The EVA plan remained a secret throughout April and the beginning of May. Even as the June 3 launch date neared and she shock of Leonov’s spacewalk ebbed, there was general concern that the media and the public would see the EVA as risky and reactionary. Besides, there were enough opinions in that vein within NASA. After he watched an EVA demonstration on May 14, NASA Associate Admnistrator Robert Seamans was convinced it was the right thing to do. He went to NASA Administrator James Webb and expressed his conviction that Gemini 4 should include an EVA. Webb was all for it, but his deputy Hugh Dryden was firmly opposed. He saw it as a Cold War stunt to prove NASA could keep pace with the Russians.
On May 19, a little over two weeks before launch, every part of the EVA was certified flight ready. Seamans compiled the data and sent a document to Dryden as proof that it was a legitimate mission plan and not a stunt.
Meanwhile, Kranz had raised suspicions with his nighttime meetings but managed to keep Plan X a secret. The problem was that the controllers who would be supporting the mission from tracking stations around the world needed to know what was happening and they typically left the US more than two weeks before launch. He called a meeting of the remote site controllers one day and handed each man a double sealed envelope. They were given strict instructions not to open them until he gave the word. If instructions never came, they were to return the unopened envelopes when they got back to NASA. The package was simply labeled “Plan X” in one inch letters. Inside was a document outlining the procedures and all the data remote controllers would need for the EVA. The cover sheet read simply: “The mission rules and plan are to be used with the data you already have; however, these rules cover flight plan activities you have not heretofore considered i.e.; booster rendezvous and extravehicular activity.”
By the end of May, all that remained was announcing the mission to the public. Some wanted to keep it a secret, surprising the media and the nation with the EVA when White was already outside the spacecraft. Others wanted to announce it at the press conference 24 hours before launch. At this point, Seamans put a stop to the sneaking around. It was one thing to develop a new and risky mission activity in secret, but keeping it from the country deliberately was incompatible with NASA’s open and transparent directive. He ordered some mention of the EVA in the press kit.
On Friday May 21, the press kit for Gemini 4 was released. On the fifth page, the first item after the general release, was an outline for a possible EVA. It was a description from a previous mission – nothing specific to Gemini 4 – but it was enough to whet the public’s appetites. The same day, Kranz gave the word to controllers at remote tracking stations to open their envelopes. One by one, they all found out that White would be making an EVA on the flight. It was, Kranz said, a hell of a way to find out.

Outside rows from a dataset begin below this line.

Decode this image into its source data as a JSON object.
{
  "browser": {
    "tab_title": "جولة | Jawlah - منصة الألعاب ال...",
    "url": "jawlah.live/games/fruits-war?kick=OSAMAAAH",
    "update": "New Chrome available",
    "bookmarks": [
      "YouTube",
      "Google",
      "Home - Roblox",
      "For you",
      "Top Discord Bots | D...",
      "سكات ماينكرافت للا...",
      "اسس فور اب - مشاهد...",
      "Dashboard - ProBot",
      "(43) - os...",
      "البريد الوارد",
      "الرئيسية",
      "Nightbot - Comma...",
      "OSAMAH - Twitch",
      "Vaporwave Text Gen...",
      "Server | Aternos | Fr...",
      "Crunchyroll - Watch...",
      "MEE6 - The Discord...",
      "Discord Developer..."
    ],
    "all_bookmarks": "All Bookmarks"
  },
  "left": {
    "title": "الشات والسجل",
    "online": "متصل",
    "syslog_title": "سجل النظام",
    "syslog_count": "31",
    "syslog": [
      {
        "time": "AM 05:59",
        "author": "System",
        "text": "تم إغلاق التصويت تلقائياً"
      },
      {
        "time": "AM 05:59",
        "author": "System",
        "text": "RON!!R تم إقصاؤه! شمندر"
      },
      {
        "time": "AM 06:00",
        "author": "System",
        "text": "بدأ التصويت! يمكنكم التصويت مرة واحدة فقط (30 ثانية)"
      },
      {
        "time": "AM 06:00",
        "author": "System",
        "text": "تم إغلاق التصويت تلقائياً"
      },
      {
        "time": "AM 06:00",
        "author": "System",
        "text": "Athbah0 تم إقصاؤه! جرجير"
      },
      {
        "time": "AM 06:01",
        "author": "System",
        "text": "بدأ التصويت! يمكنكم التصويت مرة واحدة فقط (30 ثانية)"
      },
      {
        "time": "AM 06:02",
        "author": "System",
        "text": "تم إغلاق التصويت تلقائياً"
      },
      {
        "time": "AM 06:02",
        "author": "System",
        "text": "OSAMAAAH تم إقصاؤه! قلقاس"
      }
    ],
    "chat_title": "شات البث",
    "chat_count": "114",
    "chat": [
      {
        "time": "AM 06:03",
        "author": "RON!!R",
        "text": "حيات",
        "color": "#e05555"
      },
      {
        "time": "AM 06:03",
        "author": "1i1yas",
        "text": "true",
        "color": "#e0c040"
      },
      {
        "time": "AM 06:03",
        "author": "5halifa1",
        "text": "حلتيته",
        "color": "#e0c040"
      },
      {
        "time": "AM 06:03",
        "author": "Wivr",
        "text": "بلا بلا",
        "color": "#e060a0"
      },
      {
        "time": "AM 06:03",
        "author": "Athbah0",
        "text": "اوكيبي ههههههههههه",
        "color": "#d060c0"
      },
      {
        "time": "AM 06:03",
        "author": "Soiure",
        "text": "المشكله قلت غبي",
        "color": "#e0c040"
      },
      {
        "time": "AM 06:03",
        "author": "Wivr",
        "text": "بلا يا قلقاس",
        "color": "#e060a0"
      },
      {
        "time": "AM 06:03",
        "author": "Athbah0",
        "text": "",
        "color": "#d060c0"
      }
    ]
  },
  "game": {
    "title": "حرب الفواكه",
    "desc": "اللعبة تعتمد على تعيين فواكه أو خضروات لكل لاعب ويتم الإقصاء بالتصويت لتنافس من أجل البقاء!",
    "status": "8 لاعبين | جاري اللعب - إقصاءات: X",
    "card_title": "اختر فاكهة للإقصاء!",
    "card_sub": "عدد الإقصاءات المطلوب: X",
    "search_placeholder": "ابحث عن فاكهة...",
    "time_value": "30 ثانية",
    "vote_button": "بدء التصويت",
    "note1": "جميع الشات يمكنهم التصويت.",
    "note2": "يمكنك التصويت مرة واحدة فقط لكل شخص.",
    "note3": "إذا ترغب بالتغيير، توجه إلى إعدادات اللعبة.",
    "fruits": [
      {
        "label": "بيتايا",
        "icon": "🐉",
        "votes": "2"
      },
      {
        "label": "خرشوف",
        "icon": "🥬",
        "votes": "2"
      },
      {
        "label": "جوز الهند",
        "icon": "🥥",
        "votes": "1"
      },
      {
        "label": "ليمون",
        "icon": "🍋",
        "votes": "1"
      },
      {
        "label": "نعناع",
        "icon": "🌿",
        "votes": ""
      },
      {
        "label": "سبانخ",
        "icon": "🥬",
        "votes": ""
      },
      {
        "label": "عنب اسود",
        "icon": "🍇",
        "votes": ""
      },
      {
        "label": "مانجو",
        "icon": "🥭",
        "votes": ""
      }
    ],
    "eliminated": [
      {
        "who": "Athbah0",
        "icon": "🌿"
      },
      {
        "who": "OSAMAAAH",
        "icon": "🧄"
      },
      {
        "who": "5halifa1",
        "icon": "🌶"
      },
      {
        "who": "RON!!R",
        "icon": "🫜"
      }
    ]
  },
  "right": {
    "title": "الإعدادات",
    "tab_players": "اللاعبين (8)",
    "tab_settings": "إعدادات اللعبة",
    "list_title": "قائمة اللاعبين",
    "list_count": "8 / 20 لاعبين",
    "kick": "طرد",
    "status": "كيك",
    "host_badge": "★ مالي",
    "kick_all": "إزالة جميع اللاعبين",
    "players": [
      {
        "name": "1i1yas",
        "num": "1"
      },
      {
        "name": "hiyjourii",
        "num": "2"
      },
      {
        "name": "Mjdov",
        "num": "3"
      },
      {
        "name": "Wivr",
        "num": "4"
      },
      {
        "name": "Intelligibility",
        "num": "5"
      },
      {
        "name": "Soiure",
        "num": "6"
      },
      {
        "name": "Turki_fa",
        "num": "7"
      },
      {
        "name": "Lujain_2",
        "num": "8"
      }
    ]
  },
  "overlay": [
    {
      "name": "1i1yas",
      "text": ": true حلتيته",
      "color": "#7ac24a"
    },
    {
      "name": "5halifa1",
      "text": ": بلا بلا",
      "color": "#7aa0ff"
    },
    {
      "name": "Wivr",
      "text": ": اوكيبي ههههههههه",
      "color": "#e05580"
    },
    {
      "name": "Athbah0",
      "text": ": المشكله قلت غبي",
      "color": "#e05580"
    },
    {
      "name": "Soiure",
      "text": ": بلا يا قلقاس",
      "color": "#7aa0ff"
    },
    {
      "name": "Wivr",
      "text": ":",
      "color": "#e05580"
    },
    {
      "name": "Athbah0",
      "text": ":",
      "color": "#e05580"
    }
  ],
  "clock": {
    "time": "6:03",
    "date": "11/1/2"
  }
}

On May 25, Dryden returned to Seamans the document he had prepared outlining the EVA procedures. It bore his and Webb’s signatures certifying the mission. Although controllers knew it was coming, the Geminin 4’s EVA wasn’t formally sanctioned and announced to the public as fact until that day. All that was left for the men who planned the whole thing was to sit back and watch what happened on the flight.
Gene Kranz. Failure is Not an Option. Simon and Schuster. 2000.
Chris Kraft. Flight: My Life in Mission Control. Plume. 2001.